Unfortunately, due to the age of the castle, not much information remains regarding what it may have looked like during the height of its power, so most of my model is based on speculation of architects and other historians much more qualified than I. I will be building my model based on their work, and my report will detail those sources in depth.
Some of the information I received was from some older documents stored in the special collections area of the Maynooth University library. These included a map of County Kildare (which had a lovely write-up regarding the history of the castle), as well as some hand-drawn images of the castle ruins at the time of publication in 1783. Additionally, the library was also able to provide me with a development plan that was created for the Office of Public Works in the mid 1990s that included some architectural plans that were drawn up during the castle’s first reconstruction in 1630. Additionally, this document also contained some speculation from the architects creating the development plan as to what the castle may have looked like in the 15th-16th century prior to its fall.
Looking at the Models
Another source of information was the model housed within the castle. When Maynooth Castle was converted into a cultural heritage site, a scale replica of what the castle likely looked like was created. This scale model is housed within the keep (which serves as a type of museum for the castle itself). Catherine O’Connor, the supervisor of the site, was gracious enough to provide me with early access to the castle keep (which is currently closed for the season) so that I could photograph the model and take measurements of each of the buildings. This will allow me to construct my 3D model as accurately to this model as possible. Ms. O’Connor was also able to provide me with some additional documents that detailed an archeaological excavation of Maynooth Castle that was conducted in June of 2000. Finally, Ms. O’Connor also provided me with contact information for one of the architects who worked on the development plan. I will be reaching out to him over the next few days in hopes that he can provide me with any further information that may be of use.

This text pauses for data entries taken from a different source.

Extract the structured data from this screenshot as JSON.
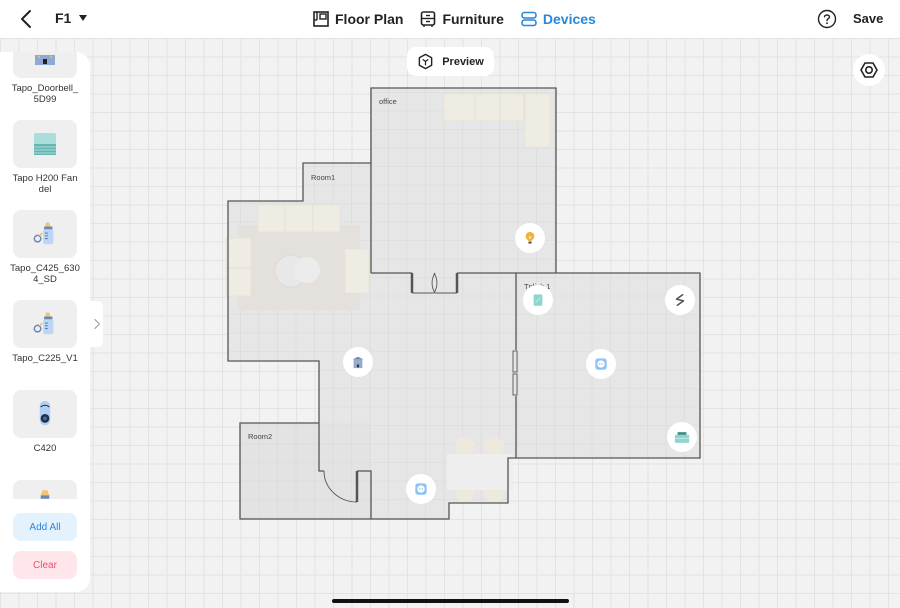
{
  "header": {
    "back_icon": "chevron-left-icon",
    "floor": "F1",
    "tabs": [
      {
        "label": "Floor Plan",
        "icon": "floor-plan-icon",
        "active": false
      },
      {
        "label": "Furniture",
        "icon": "furniture-icon",
        "active": false
      },
      {
        "label": "Devices",
        "icon": "devices-icon",
        "active": true
      }
    ],
    "help_icon": "help-icon",
    "save_label": "Save"
  },
  "colors": {
    "accent": "#2a86d8",
    "danger": "#ef4e6a",
    "wall": "#555555",
    "room_fill": "#e6e6e6"
  },
  "sidebar": {
    "devices": [
      {
        "name": "Tapo_Doorbell_5D99",
        "icon": "doorbell-icon"
      },
      {
        "name": "Tapo H200 Fandel",
        "icon": "hub-icon"
      },
      {
        "name": "Tapo_C425_6304_SD",
        "icon": "baby-bottle-icon"
      },
      {
        "name": "Tapo_C225_V1",
        "icon": "baby-bottle-icon"
      },
      {
        "name": "C420",
        "icon": "camera-icon"
      },
      {
        "name": "",
        "icon": "baby-bottle-icon"
      }
    ],
    "add_all_label": "Add All",
    "clear_label": "Clear"
  },
  "canvas": {
    "preview_label": "Preview",
    "rooms": [
      {
        "label": "office"
      },
      {
        "label": "Room1"
      },
      {
        "label": "Tplink 1"
      },
      {
        "label": "Room2"
      }
    ],
    "placed_devices": [
      {
        "name": "light-bulb",
        "icon": "light-bulb-icon"
      },
      {
        "name": "hub",
        "icon": "hub-icon"
      },
      {
        "name": "switch",
        "icon": "switch-icon"
      },
      {
        "name": "plug",
        "icon": "plug-icon"
      },
      {
        "name": "ir-remote",
        "icon": "device-box-icon"
      },
      {
        "name": "doorbell",
        "icon": "doorbell-icon"
      },
      {
        "name": "plug-2",
        "icon": "plug-icon"
      }
    ]
  }
}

The next thing I will begin tackling is the creation of the model itself. I will likely begin by trying to create the outer walls, as well as the keep. I will be doing this from the ground up in 3DS Max. My next post will be written after I have begun tackling some of these aspects and will detail what struggles (and hopefully triumphs) have resulted from this endeavour. Stay tuned . . .